Holiday in Dallas
This holiday was split between J. and I’s homelands. Beyond making our relationship all the more serious, it also put the burden on each family to entertain an interloper as one of their own. The first stop was Dallas for four days. Between my laziness and the lack of things outside the home to do, most time was spent lounging out, in the hardcore style. Unfocused guitar, knitting, eating, Catan, and cat petting were activities.
A few photos:
Before leaving Portland, a group met for a long pizza dinner and a stroll down Pine Oak Lane.
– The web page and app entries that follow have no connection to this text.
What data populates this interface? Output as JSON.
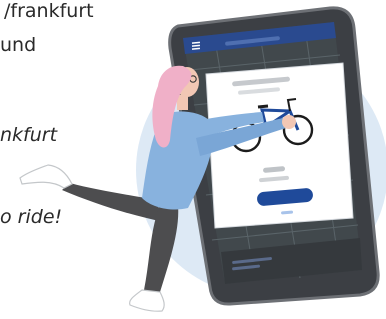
{
  "text": {
    "line1": "/frankfurt",
    "line2": "und",
    "line3": "nkfurt",
    "line4": "o ride!"
  },
  "colors": {
    "circle": "#dde9f5",
    "phone_body": "#3c3f44",
    "phone_frame": "#6d7075",
    "map": "#41484c",
    "app_header": "#2a4a8f",
    "card": "#ffffff",
    "button": "#1f4a9a",
    "hair": "#f0b0c8",
    "jacket": "#88b2de",
    "pants": "#4d4d4f",
    "bike_frame": "#1f4a9a"
  }
}
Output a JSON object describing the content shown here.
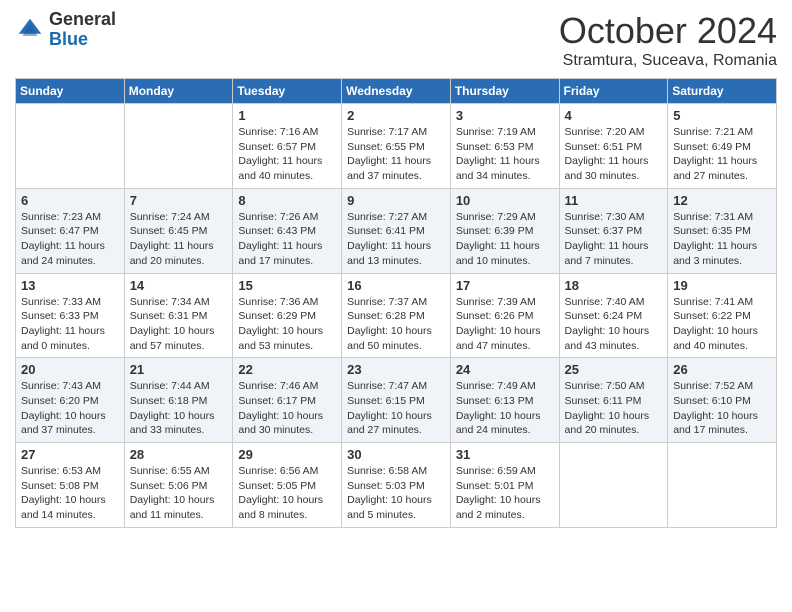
{
  "logo": {
    "general": "General",
    "blue": "Blue"
  },
  "header": {
    "month": "October 2024",
    "location": "Stramtura, Suceava, Romania"
  },
  "weekdays": [
    "Sunday",
    "Monday",
    "Tuesday",
    "Wednesday",
    "Thursday",
    "Friday",
    "Saturday"
  ],
  "weeks": [
    [
      {
        "day": "",
        "sunrise": "",
        "sunset": "",
        "daylight": ""
      },
      {
        "day": "",
        "sunrise": "",
        "sunset": "",
        "daylight": ""
      },
      {
        "day": "1",
        "sunrise": "Sunrise: 7:16 AM",
        "sunset": "Sunset: 6:57 PM",
        "daylight": "Daylight: 11 hours and 40 minutes."
      },
      {
        "day": "2",
        "sunrise": "Sunrise: 7:17 AM",
        "sunset": "Sunset: 6:55 PM",
        "daylight": "Daylight: 11 hours and 37 minutes."
      },
      {
        "day": "3",
        "sunrise": "Sunrise: 7:19 AM",
        "sunset": "Sunset: 6:53 PM",
        "daylight": "Daylight: 11 hours and 34 minutes."
      },
      {
        "day": "4",
        "sunrise": "Sunrise: 7:20 AM",
        "sunset": "Sunset: 6:51 PM",
        "daylight": "Daylight: 11 hours and 30 minutes."
      },
      {
        "day": "5",
        "sunrise": "Sunrise: 7:21 AM",
        "sunset": "Sunset: 6:49 PM",
        "daylight": "Daylight: 11 hours and 27 minutes."
      }
    ],
    [
      {
        "day": "6",
        "sunrise": "Sunrise: 7:23 AM",
        "sunset": "Sunset: 6:47 PM",
        "daylight": "Daylight: 11 hours and 24 minutes."
      },
      {
        "day": "7",
        "sunrise": "Sunrise: 7:24 AM",
        "sunset": "Sunset: 6:45 PM",
        "daylight": "Daylight: 11 hours and 20 minutes."
      },
      {
        "day": "8",
        "sunrise": "Sunrise: 7:26 AM",
        "sunset": "Sunset: 6:43 PM",
        "daylight": "Daylight: 11 hours and 17 minutes."
      },
      {
        "day": "9",
        "sunrise": "Sunrise: 7:27 AM",
        "sunset": "Sunset: 6:41 PM",
        "daylight": "Daylight: 11 hours and 13 minutes."
      },
      {
        "day": "10",
        "sunrise": "Sunrise: 7:29 AM",
        "sunset": "Sunset: 6:39 PM",
        "daylight": "Daylight: 11 hours and 10 minutes."
      },
      {
        "day": "11",
        "sunrise": "Sunrise: 7:30 AM",
        "sunset": "Sunset: 6:37 PM",
        "daylight": "Daylight: 11 hours and 7 minutes."
      },
      {
        "day": "12",
        "sunrise": "Sunrise: 7:31 AM",
        "sunset": "Sunset: 6:35 PM",
        "daylight": "Daylight: 11 hours and 3 minutes."
      }
    ],
    [
      {
        "day": "13",
        "sunrise": "Sunrise: 7:33 AM",
        "sunset": "Sunset: 6:33 PM",
        "daylight": "Daylight: 11 hours and 0 minutes."
      },
      {
        "day": "14",
        "sunrise": "Sunrise: 7:34 AM",
        "sunset": "Sunset: 6:31 PM",
        "daylight": "Daylight: 10 hours and 57 minutes."
      },
      {
        "day": "15",
        "sunrise": "Sunrise: 7:36 AM",
        "sunset": "Sunset: 6:29 PM",
        "daylight": "Daylight: 10 hours and 53 minutes."
      },
      {
        "day": "16",
        "sunrise": "Sunrise: 7:37 AM",
        "sunset": "Sunset: 6:28 PM",
        "daylight": "Daylight: 10 hours and 50 minutes."
      },
      {
        "day": "17",
        "sunrise": "Sunrise: 7:39 AM",
        "sunset": "Sunset: 6:26 PM",
        "daylight": "Daylight: 10 hours and 47 minutes."
      },
      {
        "day": "18",
        "sunrise": "Sunrise: 7:40 AM",
        "sunset": "Sunset: 6:24 PM",
        "daylight": "Daylight: 10 hours and 43 minutes."
      },
      {
        "day": "19",
        "sunrise": "Sunrise: 7:41 AM",
        "sunset": "Sunset: 6:22 PM",
        "daylight": "Daylight: 10 hours and 40 minutes."
      }
    ],
    [
      {
        "day": "20",
        "sunrise": "Sunrise: 7:43 AM",
        "sunset": "Sunset: 6:20 PM",
        "daylight": "Daylight: 10 hours and 37 minutes."
      },
      {
        "day": "21",
        "sunrise": "Sunrise: 7:44 AM",
        "sunset": "Sunset: 6:18 PM",
        "daylight": "Daylight: 10 hours and 33 minutes."
      },
      {
        "day": "22",
        "sunrise": "Sunrise: 7:46 AM",
        "sunset": "Sunset: 6:17 PM",
        "daylight": "Daylight: 10 hours and 30 minutes."
      },
      {
        "day": "23",
        "sunrise": "Sunrise: 7:47 AM",
        "sunset": "Sunset: 6:15 PM",
        "daylight": "Daylight: 10 hours and 27 minutes."
      },
      {
        "day": "24",
        "sunrise": "Sunrise: 7:49 AM",
        "sunset": "Sunset: 6:13 PM",
        "daylight": "Daylight: 10 hours and 24 minutes."
      },
      {
        "day": "25",
        "sunrise": "Sunrise: 7:50 AM",
        "sunset": "Sunset: 6:11 PM",
        "daylight": "Daylight: 10 hours and 20 minutes."
      },
      {
        "day": "26",
        "sunrise": "Sunrise: 7:52 AM",
        "sunset": "Sunset: 6:10 PM",
        "daylight": "Daylight: 10 hours and 17 minutes."
      }
    ],
    [
      {
        "day": "27",
        "sunrise": "Sunrise: 6:53 AM",
        "sunset": "Sunset: 5:08 PM",
        "daylight": "Daylight: 10 hours and 14 minutes."
      },
      {
        "day": "28",
        "sunrise": "Sunrise: 6:55 AM",
        "sunset": "Sunset: 5:06 PM",
        "daylight": "Daylight: 10 hours and 11 minutes."
      },
      {
        "day": "29",
        "sunrise": "Sunrise: 6:56 AM",
        "sunset": "Sunset: 5:05 PM",
        "daylight": "Daylight: 10 hours and 8 minutes."
      },
      {
        "day": "30",
        "sunrise": "Sunrise: 6:58 AM",
        "sunset": "Sunset: 5:03 PM",
        "daylight": "Daylight: 10 hours and 5 minutes."
      },
      {
        "day": "31",
        "sunrise": "Sunrise: 6:59 AM",
        "sunset": "Sunset: 5:01 PM",
        "daylight": "Daylight: 10 hours and 2 minutes."
      },
      {
        "day": "",
        "sunrise": "",
        "sunset": "",
        "daylight": ""
      },
      {
        "day": "",
        "sunrise": "",
        "sunset": "",
        "daylight": ""
      }
    ]
  ]
}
It’s a street of tudor-ish craftsman houses, modestly decorated for the holidays. The three block walk draws a lot of watchers, and the whole thing felt festive. This mood was enhanced by a kiosk offering free hot cider. There was a roving gang of carolers. This eccentric, neon-lined man was stuck in the gawking traffic. He was a magnet for adolescent girls, a Tron-ed Piper for blossoming lasses.
Camoflaged check-in counters at the abandoned terminal in San Francisco International Airport.
M. at her vintage clothing and oddities store Pandemonium.
The Fabio ceiling in the Pandemonium dressing room.
A view to the front of the store through the dense racks of clothing.
The cactus outside.
Blue Man Dork.
Near White Rock Lake is a transmission station that houses of flock of more than twenty green parrots. My father discovered it while surveying for a cellphone tower nearby. Of any situation, this is the one that would have benefitted most from a telephoto lens.
Family on the lake.
The art deco docks. The structure had over a dozen docks inside, each with a pier that could be rolled outside the building in good weather. During the summer, the building functions as a kayak rental. During the winter it was more of a duck boarding house.
The silhouette family.
Getting a beard trim by a semi-professional.
On Christmas Eve, the family went to the “Moon Mansion.” For over twenty years, I’ve been going to this party with my family. It’s hosted in an old church/now hippy compound by the father of an old friend of mine from first grade. The mix of guests ranges from frat boys to artists, from baby age to eighty. At it’s peak hours, the attendance is in the hundreds. There are always familiar faces, bountiful potluck food, and caroling around the piano. More than anything I’ve seen, it embodies the accepting and loving spirit of Christmas.
My old friend S. singing carols.
Him and I posing in his study.
Christmas dinner, mom-made: Chicken enchiladas, beans and rice, guacamole and chips. Pictured: enchiladas.
J. and D. waiting to for their turn in Settler’s of Catan.
Me waiting with Milo the Cat pawing for attention.
Part of the master plan for the trip was a BBQ comparison between Dallas and Nashville. For Dallas, we went to the old favorite Sonny Bryan’s.
Not one for atmosphere, you have to eat your beef sandwiches in cramped school desk style benches.
Father looking out over the pond at the modern art museum in Ft. Worth.
An awesome, graphic painting by Edward Ruscha.
Kimball Art Museum in Ft. Worth.
N. and his sister and M. outside the museum.
Another holiday tradition involves destruction by bowling pin. This year, J. was brought into the melee that targeted a bench, space heater and foam mounted picture of Cheryl Crow. This year also introduced a sledge hammer as a weapon.
B. contemplates Cheryl Crow’s murder.
I go in for the killing blow.
It’s too bad the Dallas stay was so short, but I get to see two southern states out of the deal. Photos from Nashville soon.